#### [Assignment]
Where does "username" appear in the data? Return each line that holds it.

[Data records]

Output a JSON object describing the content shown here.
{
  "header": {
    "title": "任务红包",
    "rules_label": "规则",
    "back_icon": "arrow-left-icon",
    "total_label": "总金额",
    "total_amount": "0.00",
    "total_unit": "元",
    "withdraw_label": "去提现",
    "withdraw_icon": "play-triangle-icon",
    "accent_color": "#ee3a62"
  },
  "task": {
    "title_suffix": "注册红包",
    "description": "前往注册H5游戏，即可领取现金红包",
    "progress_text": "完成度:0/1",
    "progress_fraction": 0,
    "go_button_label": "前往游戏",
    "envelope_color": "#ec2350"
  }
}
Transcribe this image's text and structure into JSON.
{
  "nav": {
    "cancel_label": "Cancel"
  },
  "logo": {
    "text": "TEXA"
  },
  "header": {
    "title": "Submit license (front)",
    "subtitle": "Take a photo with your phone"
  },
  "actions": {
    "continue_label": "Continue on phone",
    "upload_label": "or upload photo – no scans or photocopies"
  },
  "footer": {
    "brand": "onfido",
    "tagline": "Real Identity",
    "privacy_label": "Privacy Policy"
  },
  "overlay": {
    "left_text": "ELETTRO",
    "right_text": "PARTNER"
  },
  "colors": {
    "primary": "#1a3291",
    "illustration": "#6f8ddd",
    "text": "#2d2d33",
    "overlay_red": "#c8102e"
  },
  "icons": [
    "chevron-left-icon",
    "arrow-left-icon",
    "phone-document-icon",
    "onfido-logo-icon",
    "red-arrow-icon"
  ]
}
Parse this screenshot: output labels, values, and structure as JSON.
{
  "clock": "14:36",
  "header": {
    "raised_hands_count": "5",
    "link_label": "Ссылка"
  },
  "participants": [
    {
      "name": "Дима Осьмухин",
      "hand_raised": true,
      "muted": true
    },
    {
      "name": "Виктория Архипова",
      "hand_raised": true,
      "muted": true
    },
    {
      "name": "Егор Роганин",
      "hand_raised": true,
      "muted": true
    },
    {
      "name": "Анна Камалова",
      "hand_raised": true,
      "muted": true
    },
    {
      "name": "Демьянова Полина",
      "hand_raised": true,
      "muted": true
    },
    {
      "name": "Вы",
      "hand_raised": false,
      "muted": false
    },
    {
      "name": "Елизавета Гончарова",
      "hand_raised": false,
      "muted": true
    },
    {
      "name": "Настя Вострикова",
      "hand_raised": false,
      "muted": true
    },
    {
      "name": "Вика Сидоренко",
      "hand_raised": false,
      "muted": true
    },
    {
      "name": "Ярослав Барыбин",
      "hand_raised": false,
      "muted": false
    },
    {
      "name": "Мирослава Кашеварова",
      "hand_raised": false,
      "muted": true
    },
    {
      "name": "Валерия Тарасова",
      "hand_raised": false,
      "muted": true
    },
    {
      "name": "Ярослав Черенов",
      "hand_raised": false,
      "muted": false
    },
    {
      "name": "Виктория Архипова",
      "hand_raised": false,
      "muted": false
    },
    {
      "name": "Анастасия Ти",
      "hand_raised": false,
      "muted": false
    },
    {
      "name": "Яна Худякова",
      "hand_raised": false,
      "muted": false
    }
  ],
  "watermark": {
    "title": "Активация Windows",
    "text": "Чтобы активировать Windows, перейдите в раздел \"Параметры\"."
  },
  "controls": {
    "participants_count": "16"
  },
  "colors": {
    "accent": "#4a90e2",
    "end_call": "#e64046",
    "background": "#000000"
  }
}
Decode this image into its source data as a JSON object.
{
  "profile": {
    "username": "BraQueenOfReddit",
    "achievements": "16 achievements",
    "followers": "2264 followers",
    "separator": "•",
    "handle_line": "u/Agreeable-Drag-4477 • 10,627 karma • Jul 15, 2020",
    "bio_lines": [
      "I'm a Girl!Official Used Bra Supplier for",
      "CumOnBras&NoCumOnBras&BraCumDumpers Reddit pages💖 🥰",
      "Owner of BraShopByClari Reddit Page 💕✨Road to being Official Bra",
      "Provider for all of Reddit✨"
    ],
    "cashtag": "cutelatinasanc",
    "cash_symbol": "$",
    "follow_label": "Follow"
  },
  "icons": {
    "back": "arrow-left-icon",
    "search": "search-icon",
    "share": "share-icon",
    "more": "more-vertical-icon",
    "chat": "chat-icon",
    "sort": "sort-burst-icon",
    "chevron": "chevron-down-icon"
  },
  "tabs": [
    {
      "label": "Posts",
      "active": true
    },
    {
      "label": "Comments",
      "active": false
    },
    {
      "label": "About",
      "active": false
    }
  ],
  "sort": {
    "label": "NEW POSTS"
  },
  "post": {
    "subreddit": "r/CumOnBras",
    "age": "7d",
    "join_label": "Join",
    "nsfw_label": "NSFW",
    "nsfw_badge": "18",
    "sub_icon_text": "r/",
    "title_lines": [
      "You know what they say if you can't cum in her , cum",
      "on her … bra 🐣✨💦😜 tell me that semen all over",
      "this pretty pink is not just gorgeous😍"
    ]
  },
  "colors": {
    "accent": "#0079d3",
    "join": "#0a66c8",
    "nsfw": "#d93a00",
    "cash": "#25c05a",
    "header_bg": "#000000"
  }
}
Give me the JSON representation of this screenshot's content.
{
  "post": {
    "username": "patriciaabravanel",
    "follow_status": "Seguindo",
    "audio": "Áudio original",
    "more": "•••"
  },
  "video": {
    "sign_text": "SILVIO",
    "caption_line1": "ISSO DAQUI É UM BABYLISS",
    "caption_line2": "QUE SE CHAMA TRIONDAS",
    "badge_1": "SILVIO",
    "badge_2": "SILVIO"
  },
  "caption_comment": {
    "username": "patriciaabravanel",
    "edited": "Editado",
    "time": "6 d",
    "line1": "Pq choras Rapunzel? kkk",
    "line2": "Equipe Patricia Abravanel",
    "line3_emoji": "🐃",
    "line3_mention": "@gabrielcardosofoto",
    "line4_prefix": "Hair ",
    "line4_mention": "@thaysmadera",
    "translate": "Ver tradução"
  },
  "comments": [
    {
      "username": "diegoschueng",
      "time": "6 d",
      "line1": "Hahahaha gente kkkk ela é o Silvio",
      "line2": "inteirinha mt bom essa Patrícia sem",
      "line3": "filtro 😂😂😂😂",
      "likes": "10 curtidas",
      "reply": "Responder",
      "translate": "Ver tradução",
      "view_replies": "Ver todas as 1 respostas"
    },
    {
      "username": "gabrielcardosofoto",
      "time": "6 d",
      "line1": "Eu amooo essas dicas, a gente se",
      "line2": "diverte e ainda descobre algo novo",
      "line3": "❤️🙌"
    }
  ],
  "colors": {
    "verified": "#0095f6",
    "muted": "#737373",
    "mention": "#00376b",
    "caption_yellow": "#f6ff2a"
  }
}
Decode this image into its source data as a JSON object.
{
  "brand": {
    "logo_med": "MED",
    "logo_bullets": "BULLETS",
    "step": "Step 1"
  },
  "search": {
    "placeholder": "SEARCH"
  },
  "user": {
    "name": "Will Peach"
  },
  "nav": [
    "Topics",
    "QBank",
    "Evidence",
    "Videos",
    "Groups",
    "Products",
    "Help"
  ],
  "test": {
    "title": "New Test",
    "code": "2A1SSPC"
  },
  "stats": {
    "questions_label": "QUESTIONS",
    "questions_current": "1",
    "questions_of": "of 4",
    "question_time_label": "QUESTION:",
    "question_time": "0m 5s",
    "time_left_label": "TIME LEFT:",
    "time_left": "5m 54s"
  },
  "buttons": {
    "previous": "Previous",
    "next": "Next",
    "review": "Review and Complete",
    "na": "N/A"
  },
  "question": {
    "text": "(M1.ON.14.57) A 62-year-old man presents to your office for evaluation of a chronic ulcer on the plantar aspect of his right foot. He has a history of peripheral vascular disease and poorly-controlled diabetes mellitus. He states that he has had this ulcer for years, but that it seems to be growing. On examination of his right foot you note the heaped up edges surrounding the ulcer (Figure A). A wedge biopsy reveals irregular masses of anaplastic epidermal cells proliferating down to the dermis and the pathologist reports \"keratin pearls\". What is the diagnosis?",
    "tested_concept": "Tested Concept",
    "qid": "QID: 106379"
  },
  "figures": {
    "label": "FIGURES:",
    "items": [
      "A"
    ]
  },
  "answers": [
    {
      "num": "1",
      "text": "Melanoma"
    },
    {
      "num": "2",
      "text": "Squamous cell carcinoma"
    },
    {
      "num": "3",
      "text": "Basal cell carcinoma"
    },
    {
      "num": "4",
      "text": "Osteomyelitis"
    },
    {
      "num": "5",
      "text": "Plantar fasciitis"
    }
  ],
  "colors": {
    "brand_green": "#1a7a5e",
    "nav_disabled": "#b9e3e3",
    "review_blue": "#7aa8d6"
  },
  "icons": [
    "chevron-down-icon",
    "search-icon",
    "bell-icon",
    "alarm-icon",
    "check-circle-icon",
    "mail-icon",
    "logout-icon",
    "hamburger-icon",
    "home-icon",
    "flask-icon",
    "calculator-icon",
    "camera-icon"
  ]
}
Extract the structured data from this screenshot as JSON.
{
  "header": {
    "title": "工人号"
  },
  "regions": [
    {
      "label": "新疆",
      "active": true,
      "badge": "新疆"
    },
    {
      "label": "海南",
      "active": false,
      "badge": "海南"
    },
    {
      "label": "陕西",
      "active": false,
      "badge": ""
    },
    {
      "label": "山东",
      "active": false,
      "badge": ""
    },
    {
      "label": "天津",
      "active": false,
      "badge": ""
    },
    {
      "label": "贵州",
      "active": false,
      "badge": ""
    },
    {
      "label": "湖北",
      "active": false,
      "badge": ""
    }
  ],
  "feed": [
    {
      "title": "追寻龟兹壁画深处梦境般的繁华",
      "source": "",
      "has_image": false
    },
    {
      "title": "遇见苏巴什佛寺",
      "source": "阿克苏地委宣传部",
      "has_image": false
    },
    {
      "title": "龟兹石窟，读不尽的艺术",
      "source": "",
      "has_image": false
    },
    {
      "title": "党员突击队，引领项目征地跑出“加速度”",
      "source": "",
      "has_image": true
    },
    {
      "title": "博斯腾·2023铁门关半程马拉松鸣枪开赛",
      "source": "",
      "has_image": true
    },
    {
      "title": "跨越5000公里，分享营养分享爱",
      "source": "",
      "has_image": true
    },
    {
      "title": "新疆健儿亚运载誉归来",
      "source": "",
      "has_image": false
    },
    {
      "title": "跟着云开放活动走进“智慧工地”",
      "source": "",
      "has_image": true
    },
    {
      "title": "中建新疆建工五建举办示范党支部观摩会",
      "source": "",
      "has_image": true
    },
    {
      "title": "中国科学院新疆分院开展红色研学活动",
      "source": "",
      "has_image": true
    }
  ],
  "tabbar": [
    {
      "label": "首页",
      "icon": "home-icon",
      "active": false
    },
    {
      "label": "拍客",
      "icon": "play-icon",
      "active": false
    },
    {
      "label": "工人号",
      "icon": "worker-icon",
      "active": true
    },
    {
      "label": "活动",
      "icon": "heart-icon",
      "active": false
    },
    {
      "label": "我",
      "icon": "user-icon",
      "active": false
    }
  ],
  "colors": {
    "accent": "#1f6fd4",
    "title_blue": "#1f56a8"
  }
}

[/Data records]

#### [Result for this task]
    "username": "BraQueenOfReddit",
    "username": "patriciaabravanel",
    "username": "patriciaabravanel",
      "username": "diegoschueng",
      "username": "gabrielcardosofoto",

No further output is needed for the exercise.